[Start of section]
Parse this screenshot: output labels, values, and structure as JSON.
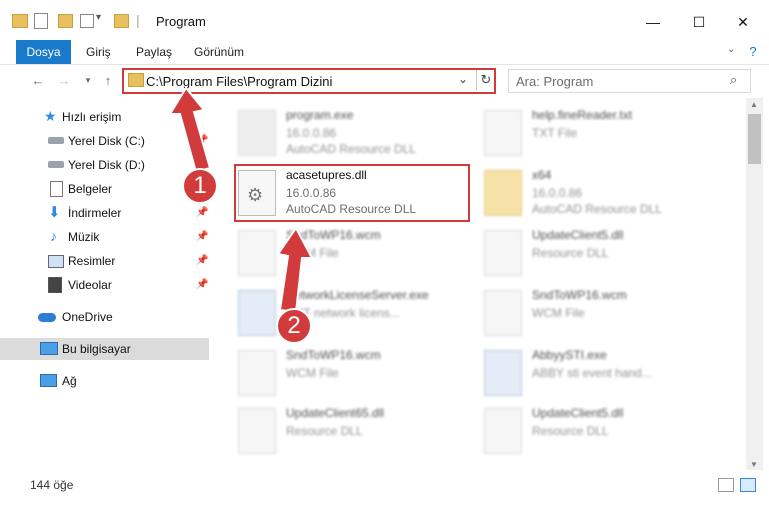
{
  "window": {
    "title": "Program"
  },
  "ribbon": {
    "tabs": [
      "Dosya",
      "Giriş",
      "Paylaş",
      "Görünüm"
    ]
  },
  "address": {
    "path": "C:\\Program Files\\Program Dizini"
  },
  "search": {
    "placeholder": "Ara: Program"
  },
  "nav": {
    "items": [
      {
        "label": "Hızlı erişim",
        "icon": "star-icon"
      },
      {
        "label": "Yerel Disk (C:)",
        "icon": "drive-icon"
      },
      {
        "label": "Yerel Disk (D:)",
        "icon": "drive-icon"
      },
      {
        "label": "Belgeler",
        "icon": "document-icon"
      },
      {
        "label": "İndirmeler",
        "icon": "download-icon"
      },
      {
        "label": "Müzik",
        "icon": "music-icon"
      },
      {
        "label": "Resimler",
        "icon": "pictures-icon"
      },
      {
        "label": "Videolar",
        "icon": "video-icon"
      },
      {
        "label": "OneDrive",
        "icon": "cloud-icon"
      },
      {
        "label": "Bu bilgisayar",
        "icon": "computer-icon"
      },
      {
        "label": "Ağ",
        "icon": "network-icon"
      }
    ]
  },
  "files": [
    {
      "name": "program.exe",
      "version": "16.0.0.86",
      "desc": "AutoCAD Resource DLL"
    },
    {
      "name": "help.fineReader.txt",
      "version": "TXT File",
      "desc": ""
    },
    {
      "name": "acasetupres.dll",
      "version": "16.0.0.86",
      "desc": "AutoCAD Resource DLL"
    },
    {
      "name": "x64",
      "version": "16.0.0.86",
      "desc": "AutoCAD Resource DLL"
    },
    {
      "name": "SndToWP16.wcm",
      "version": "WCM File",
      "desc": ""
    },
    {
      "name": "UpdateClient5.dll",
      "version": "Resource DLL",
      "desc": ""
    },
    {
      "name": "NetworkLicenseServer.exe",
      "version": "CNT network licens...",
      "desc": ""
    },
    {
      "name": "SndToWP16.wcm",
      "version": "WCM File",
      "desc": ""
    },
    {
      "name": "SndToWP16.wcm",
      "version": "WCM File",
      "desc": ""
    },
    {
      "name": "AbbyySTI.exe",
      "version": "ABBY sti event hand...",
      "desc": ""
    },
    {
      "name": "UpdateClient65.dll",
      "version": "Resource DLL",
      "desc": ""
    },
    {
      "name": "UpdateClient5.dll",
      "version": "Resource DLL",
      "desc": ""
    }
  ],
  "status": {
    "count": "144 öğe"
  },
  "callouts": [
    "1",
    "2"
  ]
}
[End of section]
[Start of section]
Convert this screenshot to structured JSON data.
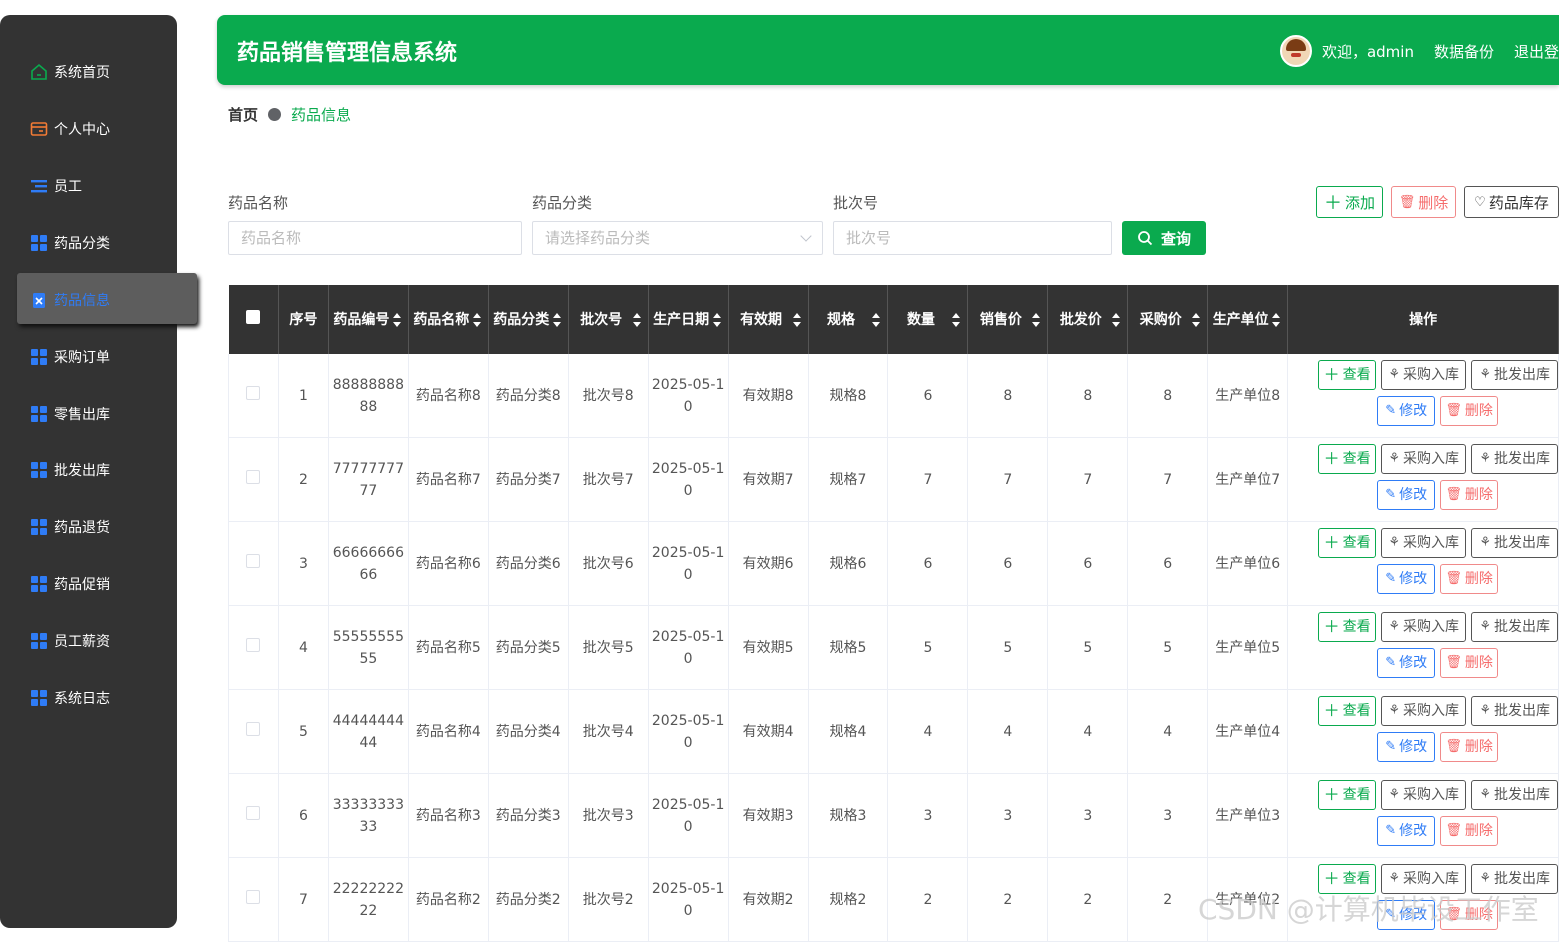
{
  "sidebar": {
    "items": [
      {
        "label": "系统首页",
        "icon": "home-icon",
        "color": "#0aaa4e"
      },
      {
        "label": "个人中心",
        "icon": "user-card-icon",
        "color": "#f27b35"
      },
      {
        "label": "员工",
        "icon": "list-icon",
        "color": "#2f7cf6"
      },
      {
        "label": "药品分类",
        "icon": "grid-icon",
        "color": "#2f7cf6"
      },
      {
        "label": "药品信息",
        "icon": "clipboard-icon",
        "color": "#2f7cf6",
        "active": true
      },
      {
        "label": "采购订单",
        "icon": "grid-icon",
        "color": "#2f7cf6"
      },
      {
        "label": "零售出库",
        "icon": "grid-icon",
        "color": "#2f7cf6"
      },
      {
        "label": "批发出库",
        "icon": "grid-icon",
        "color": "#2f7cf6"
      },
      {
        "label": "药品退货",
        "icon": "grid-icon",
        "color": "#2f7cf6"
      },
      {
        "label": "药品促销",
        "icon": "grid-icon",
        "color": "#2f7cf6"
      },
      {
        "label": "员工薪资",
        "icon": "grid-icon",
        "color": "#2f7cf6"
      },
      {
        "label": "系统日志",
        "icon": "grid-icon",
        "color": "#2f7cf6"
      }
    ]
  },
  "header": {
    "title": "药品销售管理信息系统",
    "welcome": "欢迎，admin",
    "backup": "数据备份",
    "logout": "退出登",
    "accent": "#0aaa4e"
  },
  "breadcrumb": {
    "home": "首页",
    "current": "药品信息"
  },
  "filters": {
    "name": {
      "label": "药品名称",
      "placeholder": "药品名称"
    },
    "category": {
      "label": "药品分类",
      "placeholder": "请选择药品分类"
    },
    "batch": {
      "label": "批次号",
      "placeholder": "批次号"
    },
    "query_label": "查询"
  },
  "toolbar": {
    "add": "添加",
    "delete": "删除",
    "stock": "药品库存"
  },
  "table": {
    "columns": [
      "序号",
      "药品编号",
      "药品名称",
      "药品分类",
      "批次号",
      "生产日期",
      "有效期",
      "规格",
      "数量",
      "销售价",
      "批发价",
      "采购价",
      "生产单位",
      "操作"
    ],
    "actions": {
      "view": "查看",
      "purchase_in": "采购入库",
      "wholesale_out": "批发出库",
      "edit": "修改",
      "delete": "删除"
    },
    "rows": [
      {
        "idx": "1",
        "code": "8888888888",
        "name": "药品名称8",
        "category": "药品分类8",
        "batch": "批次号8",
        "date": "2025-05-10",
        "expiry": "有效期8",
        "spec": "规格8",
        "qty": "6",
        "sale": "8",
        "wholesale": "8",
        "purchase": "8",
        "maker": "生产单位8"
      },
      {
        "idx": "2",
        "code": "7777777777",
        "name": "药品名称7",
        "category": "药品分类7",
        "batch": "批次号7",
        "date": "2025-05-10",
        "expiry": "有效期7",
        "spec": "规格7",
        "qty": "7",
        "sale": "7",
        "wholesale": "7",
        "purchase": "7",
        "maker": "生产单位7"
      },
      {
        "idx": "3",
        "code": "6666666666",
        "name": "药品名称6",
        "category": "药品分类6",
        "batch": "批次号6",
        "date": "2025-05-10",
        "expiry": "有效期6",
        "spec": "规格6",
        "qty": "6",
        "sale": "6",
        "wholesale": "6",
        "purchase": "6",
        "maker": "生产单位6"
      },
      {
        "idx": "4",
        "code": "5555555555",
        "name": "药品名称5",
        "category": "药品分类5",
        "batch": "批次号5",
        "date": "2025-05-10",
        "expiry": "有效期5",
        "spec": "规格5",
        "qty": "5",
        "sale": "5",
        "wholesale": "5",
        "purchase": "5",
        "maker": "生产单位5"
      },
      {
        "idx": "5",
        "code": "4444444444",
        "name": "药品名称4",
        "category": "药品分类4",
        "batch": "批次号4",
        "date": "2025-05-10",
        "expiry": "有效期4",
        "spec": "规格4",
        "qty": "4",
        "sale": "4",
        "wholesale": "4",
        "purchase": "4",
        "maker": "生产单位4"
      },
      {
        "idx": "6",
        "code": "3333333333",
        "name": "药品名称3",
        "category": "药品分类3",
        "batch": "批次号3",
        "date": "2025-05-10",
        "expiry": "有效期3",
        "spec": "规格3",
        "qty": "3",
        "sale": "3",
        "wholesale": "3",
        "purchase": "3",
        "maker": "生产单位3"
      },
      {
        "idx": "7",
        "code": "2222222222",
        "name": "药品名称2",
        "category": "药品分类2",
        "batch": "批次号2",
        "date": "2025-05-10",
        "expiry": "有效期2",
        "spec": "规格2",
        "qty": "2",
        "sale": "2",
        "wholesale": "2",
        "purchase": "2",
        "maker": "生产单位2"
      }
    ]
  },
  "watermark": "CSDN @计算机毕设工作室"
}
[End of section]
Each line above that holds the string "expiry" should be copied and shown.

        "expiry": "有效期8",
        "expiry": "有效期7",
        "expiry": "有效期6",
        "expiry": "有效期5",
        "expiry": "有效期4",
        "expiry": "有效期3",
        "expiry": "有效期2",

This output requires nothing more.